The former estate homes of James and his cousin, John W. Rogers of the J & J Rogers Company are located in the hamlet. There is often the misunderstanding that these two men were brother, but in fact they were not! The Rogers were prominent citizens originally from the Saratoga region and business owners who settled here pre 1830. Being earlier settlers they established and operated the J & J Rogers Co.then purchased the Palmer Hill Iron Mines; They owned and operated the J&J Rogers Iron Co. consisting of their Rolling Mill Forge, the 4 fire East Forge on Forge Street, and the 6 fire Forge in the hamlet of Lower Jay. They operated the Iron Ore Mines on Palmer Hill, their Kilns in Swastikia, their huge Charocoal Kiln at Taylor Pond; Their Co. Stores in AU Sable Forks and in the Black Brook Hamlet; Their Industrial Era businesses consisted of their J & J Rogers Co. Pulp Mill, their Hydro Electric Dam at that 1897 Pulp Mill that was in the County of Essex, here, in Au Sable Forks. Their Robeson Acid Plant and their 1901 Paper Mill were across the Au Sable River in the County of Clinton but still in Au Sable Forks, NY. They employed numerous people dating backing to the establishing Au Sable Forks. In fact, their businesses thrived. They constructed Company Houses for their employees and their families. In Oct. 1970 the economy of this bustling Village nearly disappeared after the closure of the huge Paper Mill. It was the end of that Industrial Era! Many men from there were and remain today employed by NYS Dept. of Law Enforcement as Correctional Officers and some State Troppers.

Au Sable Forks made national headlines in 1987 with the disappearance and subsequent murder of 17-year-old Kari Lynn Nixon. Kari's story was featured on Unsolved Mysteries.


  1. ^ a b "Geographic Identifiers: 2010 Demographic Profile Data (G001): Au Sable Forks CDP, New York". U.S. Census Bureau, American Factfinder. Archived from the original on February 12, 2020. Retrieved December 5, 2014.
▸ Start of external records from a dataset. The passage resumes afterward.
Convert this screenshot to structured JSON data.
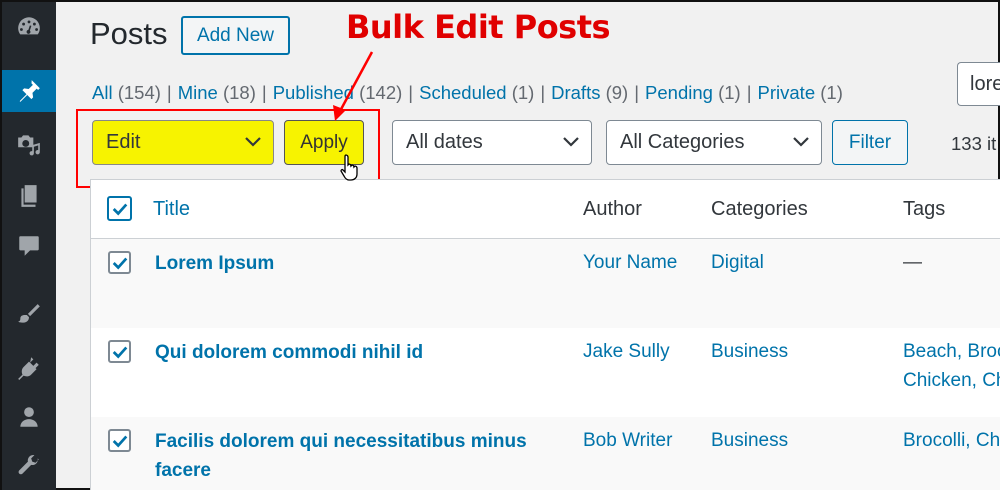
{
  "page": {
    "title": "Posts",
    "add_new_label": "Add New",
    "annotation": "Bulk Edit Posts",
    "search_value": "lore"
  },
  "filters": [
    {
      "label": "All",
      "count": "(154)"
    },
    {
      "label": "Mine",
      "count": "(18)"
    },
    {
      "label": "Published",
      "count": "(142)"
    },
    {
      "label": "Scheduled",
      "count": "(1)"
    },
    {
      "label": "Drafts",
      "count": "(9)"
    },
    {
      "label": "Pending",
      "count": "(1)"
    },
    {
      "label": "Private",
      "count": "(1)"
    }
  ],
  "bulk": {
    "action_selected": "Edit",
    "apply_label": "Apply",
    "dates_selected": "All dates",
    "categories_selected": "All Categories",
    "filter_label": "Filter",
    "items_count": "133 it"
  },
  "table": {
    "headers": {
      "title": "Title",
      "author": "Author",
      "categories": "Categories",
      "tags": "Tags"
    },
    "rows": [
      {
        "title_line1": "Lorem Ipsum",
        "title_line2": "",
        "author": "Your Name",
        "category": "Digital",
        "tags_line1": "—",
        "tags_line2": ""
      },
      {
        "title_line1": "Qui dolorem commodi nihil id",
        "title_line2": "",
        "author": "Jake Sully",
        "category": "Business",
        "tags_line1": "Beach, Broc",
        "tags_line2": "Chicken, Ch"
      },
      {
        "title_line1": "Facilis dolorem qui necessitatibus minus",
        "title_line2": "facere",
        "author": "Bob Writer",
        "category": "Business",
        "tags_line1": "Brocolli, Chi",
        "tags_line2": ""
      }
    ]
  },
  "colors": {
    "sidebar_bg": "#23282d",
    "active_menu": "#0073aa",
    "link": "#0073aa",
    "highlight_yellow": "#f7f300",
    "annotation_red": "#e00000"
  },
  "sidebar_icons": [
    "dashboard-icon",
    "pin-icon",
    "media-icon",
    "pages-icon",
    "comments-icon",
    "appearance-icon",
    "plugins-icon",
    "users-icon",
    "tools-icon"
  ]
}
  2. ^ "US Gazetteer files: 2010, 2000, and 1990". United States Census Bureau. 2011-02-12. Retrieved 2011-04-23.
  3. ^ USGS. "M 5.3 – New York". United States Geological Survey.
  4. ^ Seeber, L.; Kim, W.; Armbruster, J. G.; Du, W.; Lerner-Lam, A.; Friberg, P. (2002), "The 20 April 2002 Mw 5.0 Earthquake near Au Sable Forks, Adirondacks, New York: A First Glance at a New Sequence", Seismological Research Letters, Seismological Society of America, 73 (4): 480–489, doi:10.1785/gssrl.73.4.480
  5. ^ "U.S. Census website". United States Census Bureau. Retrieved 2008-01-31.